→ **Task objective**
Say how many lines below contain the word "this". The number is the entire reply.
(Beginning of Entries provided)
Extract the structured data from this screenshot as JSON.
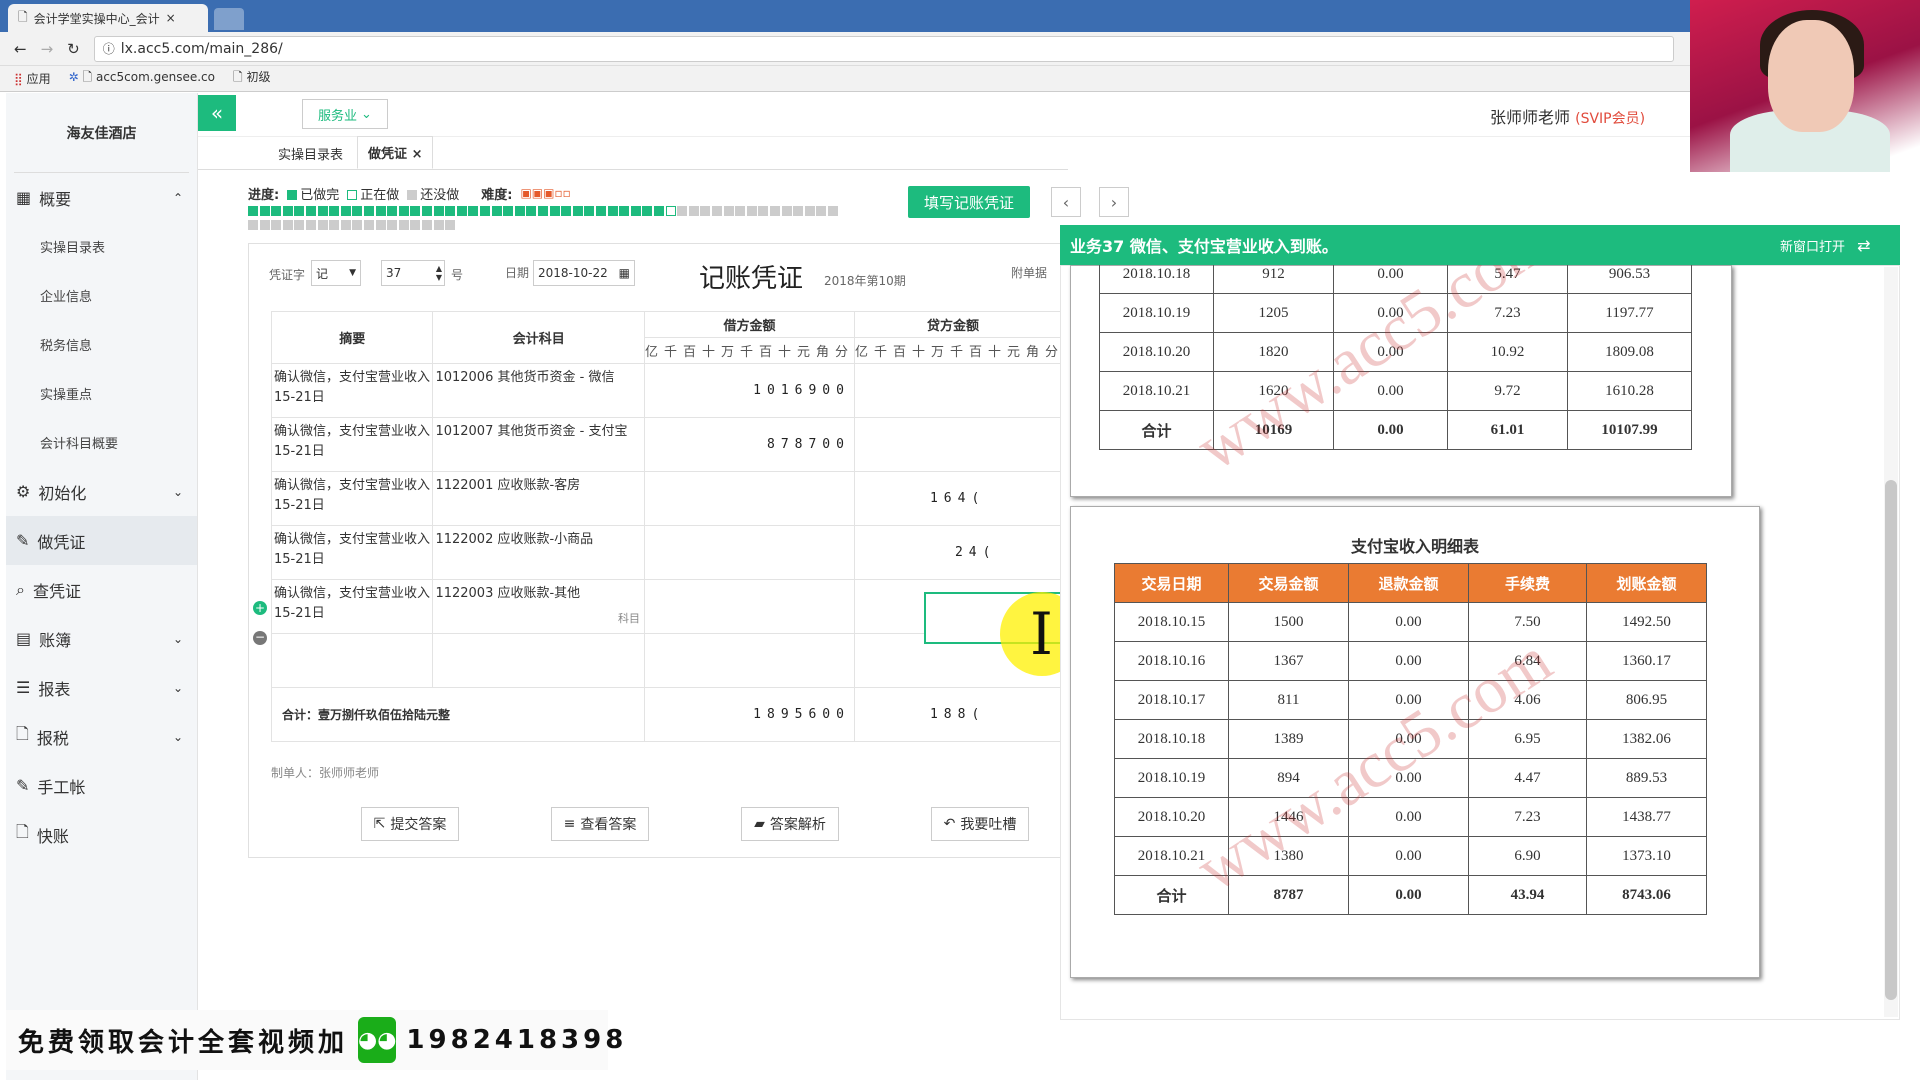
{
  "browser": {
    "tab_title": "会计学堂实操中心_会计",
    "tab_close": "×",
    "url": "lx.acc5.com/main_286/",
    "bookmarks": [
      "应用",
      "acc5com.gensee.co",
      "初级"
    ]
  },
  "sidebar": {
    "company": "海友佳酒店",
    "items": [
      {
        "label": "概要",
        "icon": "grid-icon",
        "chevron": "⌃"
      },
      {
        "label": "实操目录表",
        "sub": true
      },
      {
        "label": "企业信息",
        "sub": true
      },
      {
        "label": "税务信息",
        "sub": true
      },
      {
        "label": "实操重点",
        "sub": true
      },
      {
        "label": "会计科目概要",
        "sub": true
      },
      {
        "label": "初始化",
        "icon": "gear-icon",
        "chevron": "⌄"
      },
      {
        "label": "做凭证",
        "icon": "pen-icon",
        "active": true
      },
      {
        "label": "查凭证",
        "icon": "search-icon"
      },
      {
        "label": "账簿",
        "icon": "book-icon",
        "chevron": "⌄"
      },
      {
        "label": "报表",
        "icon": "list-icon",
        "chevron": "⌄"
      },
      {
        "label": "报税",
        "icon": "file-icon",
        "chevron": "⌄"
      },
      {
        "label": "手工帐",
        "icon": "pen-icon"
      },
      {
        "label": "快账",
        "icon": "file-icon"
      }
    ]
  },
  "topbar": {
    "collapse": "«",
    "industry": "服务业",
    "user_name": "张师师老师",
    "user_badge": "(SVIP会员)"
  },
  "tabs": [
    {
      "label": "实操目录表"
    },
    {
      "label": "做凭证",
      "close": "×"
    }
  ],
  "progress": {
    "label": "进度:",
    "done": "已做完",
    "doing": "正在做",
    "todo": "还没做",
    "difficulty_label": "难度:",
    "difficulty": 3,
    "difficulty_max": 5,
    "total_tasks": 69,
    "done_tasks": 36,
    "current_task": 37,
    "colors": {
      "done": "#1dbb7e",
      "doing": "#ffffff",
      "todo": "#cccccc"
    }
  },
  "fill_button": "填写记账凭证",
  "nav": {
    "prev": "‹",
    "next": "›"
  },
  "voucher": {
    "word_label": "凭证字",
    "word": "记",
    "number": "37",
    "number_suffix": "号",
    "date_label": "日期",
    "date": "2018-10-22",
    "title": "记账凭证",
    "period": "2018年第10期",
    "attach_label": "附单据",
    "headers": {
      "summary": "摘要",
      "account": "会计科目",
      "debit": "借方金额",
      "credit": "贷方金额"
    },
    "digit_units": "亿千百十万千百十元角分",
    "rows": [
      {
        "summary": "确认微信，支付宝营业收入15-21日",
        "account": "1012006 其他货币资金 - 微信",
        "debit": "1016900",
        "credit": ""
      },
      {
        "summary": "确认微信，支付宝营业收入15-21日",
        "account": "1012007 其他货币资金 - 支付宝",
        "debit": "878700",
        "credit": ""
      },
      {
        "summary": "确认微信，支付宝营业收入15-21日",
        "account": "1122001 应收账款-客房",
        "debit": "",
        "credit": "164("
      },
      {
        "summary": "确认微信，支付宝营业收入15-21日",
        "account": "1122002 应收账款-小商品",
        "debit": "",
        "credit": "24("
      },
      {
        "summary": "确认微信，支付宝营业收入15-21日",
        "account": "1122003 应收账款-其他",
        "account_hint": "科目",
        "debit": "",
        "credit": ""
      }
    ],
    "total_label": "合计：壹万捌仟玖佰伍拾陆元整",
    "total_debit": "1895600",
    "total_credit": "188(",
    "maker": "制单人：张师师老师",
    "buttons": [
      "提交答案",
      "查看答案",
      "答案解析",
      "我要吐槽"
    ]
  },
  "task": {
    "title": "业务37 微信、支付宝营业收入到账。",
    "new_window": "新窗口打开"
  },
  "wechat_table": {
    "partial_row": [
      "2018.10.18",
      "912",
      "0.00",
      "5.47",
      "906.53"
    ],
    "rows": [
      [
        "2018.10.19",
        "1205",
        "0.00",
        "7.23",
        "1197.77"
      ],
      [
        "2018.10.20",
        "1820",
        "0.00",
        "10.92",
        "1809.08"
      ],
      [
        "2018.10.21",
        "1620",
        "0.00",
        "9.72",
        "1610.28"
      ]
    ],
    "total": [
      "合计",
      "10169",
      "0.00",
      "61.01",
      "10107.99"
    ]
  },
  "alipay_table": {
    "title": "支付宝收入明细表",
    "headers": [
      "交易日期",
      "交易金额",
      "退款金额",
      "手续费",
      "划账金额"
    ],
    "rows": [
      [
        "2018.10.15",
        "1500",
        "0.00",
        "7.50",
        "1492.50"
      ],
      [
        "2018.10.16",
        "1367",
        "0.00",
        "6.84",
        "1360.17"
      ],
      [
        "2018.10.17",
        "811",
        "0.00",
        "4.06",
        "806.95"
      ],
      [
        "2018.10.18",
        "1389",
        "0.00",
        "6.95",
        "1382.06"
      ],
      [
        "2018.10.19",
        "894",
        "0.00",
        "4.47",
        "889.53"
      ],
      [
        "2018.10.20",
        "1446",
        "0.00",
        "7.23",
        "1438.77"
      ],
      [
        "2018.10.21",
        "1380",
        "0.00",
        "6.90",
        "1373.10"
      ]
    ],
    "total": [
      "合计",
      "8787",
      "0.00",
      "43.94",
      "8743.06"
    ]
  },
  "watermark": "www.acc5.com",
  "banner": {
    "text": "免费领取会计全套视频加",
    "phone": "1982418398"
  }
}
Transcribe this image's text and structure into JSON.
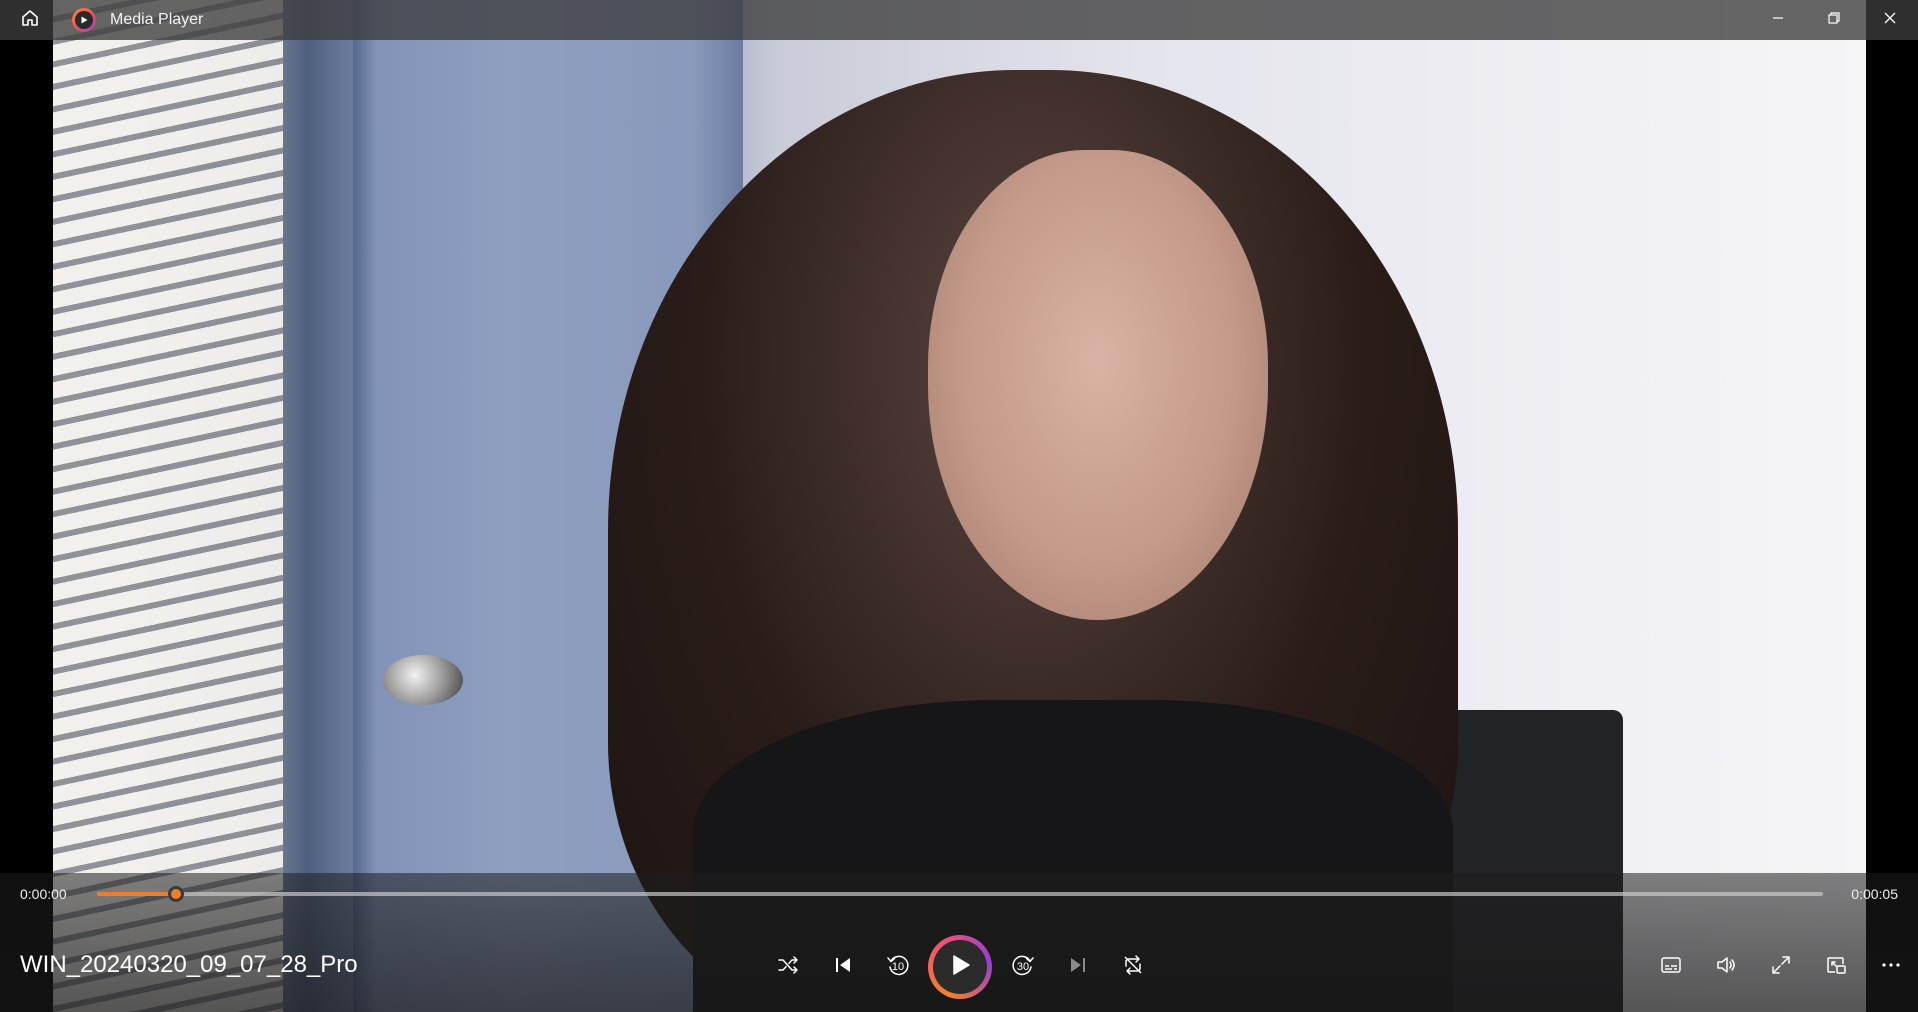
{
  "window": {
    "app_title": "Media Player"
  },
  "player": {
    "file_title": "WIN_20240320_09_07_28_Pro",
    "current_time": "0:00:00",
    "total_time": "0:00:05",
    "progress_fraction": 0.046,
    "skip_back_seconds": "10",
    "skip_forward_seconds": "30",
    "accent_color": "#f07b2b"
  },
  "icons": {
    "titlebar": [
      "home-icon",
      "media-player-logo-icon",
      "minimize-icon",
      "restore-icon",
      "close-icon"
    ],
    "transport": [
      "shuffle-icon",
      "previous-icon",
      "skip-back-icon",
      "play-icon",
      "skip-forward-icon",
      "next-icon",
      "repeat-icon"
    ],
    "right": [
      "captions-icon",
      "volume-icon",
      "fullscreen-icon",
      "mini-player-icon",
      "more-icon"
    ]
  }
}
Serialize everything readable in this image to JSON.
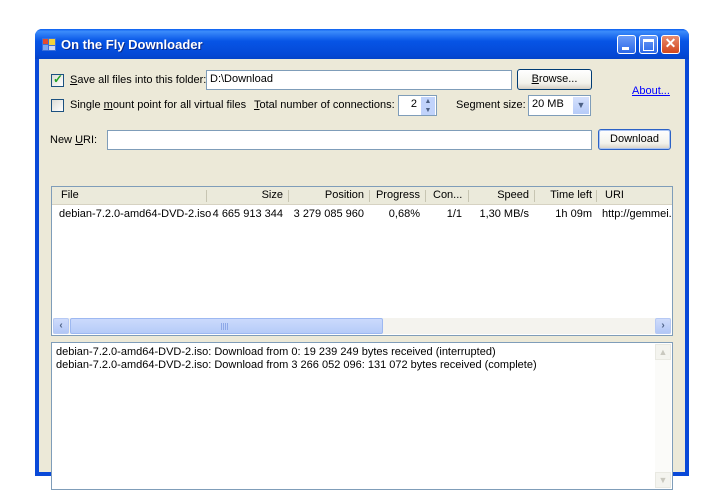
{
  "window": {
    "title": "On the Fly Downloader",
    "icon": "app-icon",
    "controls": {
      "minimize": "minimize-icon",
      "maximize": "maximize-icon",
      "close": "close-icon"
    }
  },
  "settings": {
    "save_all_checked": true,
    "save_all_label_prefix": "",
    "save_all_label_accel": "S",
    "save_all_label_rest": "ave all files into this folder:",
    "folder_value": "D:\\Download",
    "browse_accel": "B",
    "browse_rest": "rowse...",
    "about_label": "About...",
    "single_mount_checked": false,
    "single_mount_pre": "Single ",
    "single_mount_accel": "m",
    "single_mount_rest": "ount point for all virtual files",
    "connections_accel": "T",
    "connections_rest": "otal number of connections:",
    "connections_value": "2",
    "segment_pre": "Se",
    "segment_accel": "g",
    "segment_rest": "ment size:",
    "segment_value": "20 MB"
  },
  "new_uri": {
    "label_pre": "New ",
    "label_accel": "U",
    "label_rest": "RI:",
    "value": "",
    "download_label": "Download"
  },
  "downloads": {
    "columns": [
      "File",
      "Size",
      "Position",
      "Progress",
      "Con...",
      "Speed",
      "Time left",
      "URI"
    ],
    "rows": [
      {
        "file": "debian-7.2.0-amd64-DVD-2.iso",
        "size": "4 665 913 344",
        "position": "3 279 085 960",
        "progress": "0,68%",
        "connections": "1/1",
        "speed": "1,30 MB/s",
        "time_left": "1h 09m",
        "uri": "http://gemmei."
      }
    ]
  },
  "log": {
    "lines": [
      "debian-7.2.0-amd64-DVD-2.iso: Download from 0: 19 239 249 bytes received (interrupted)",
      "debian-7.2.0-amd64-DVD-2.iso: Download from 3 266 052 096: 131 072 bytes received (complete)"
    ]
  }
}
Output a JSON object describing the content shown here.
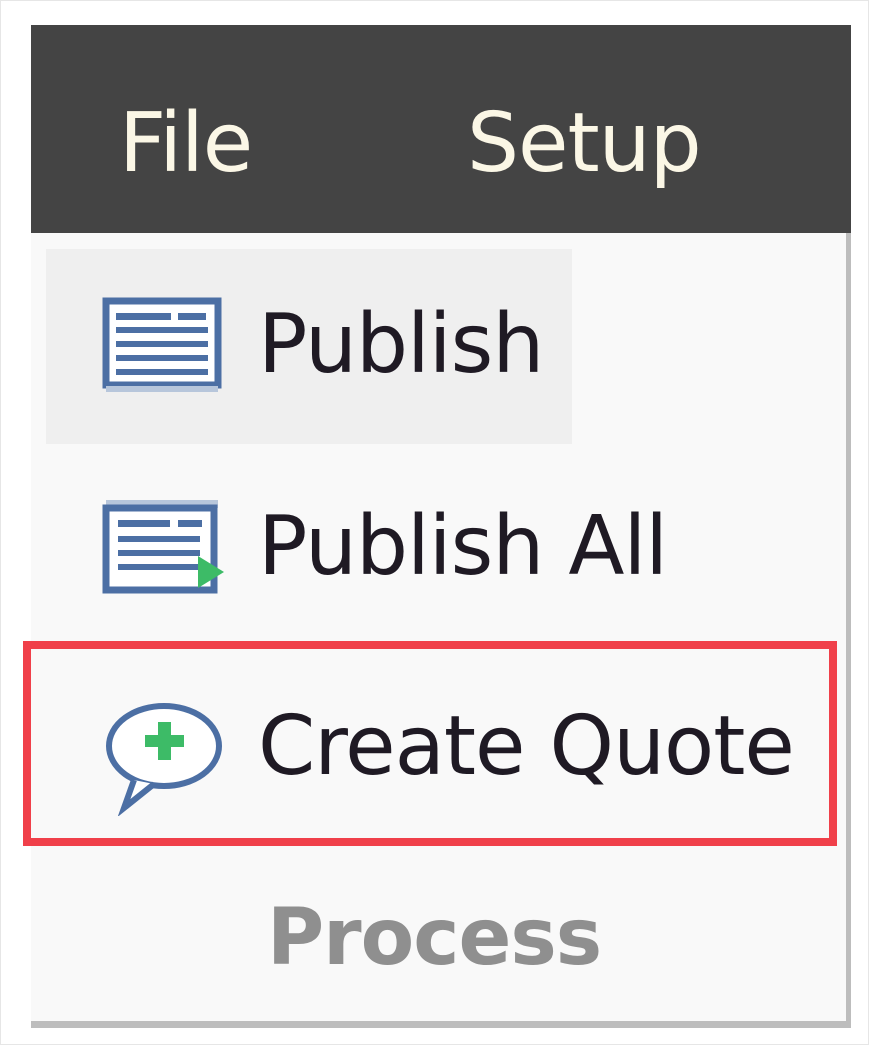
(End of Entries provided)
→ **Result below**
4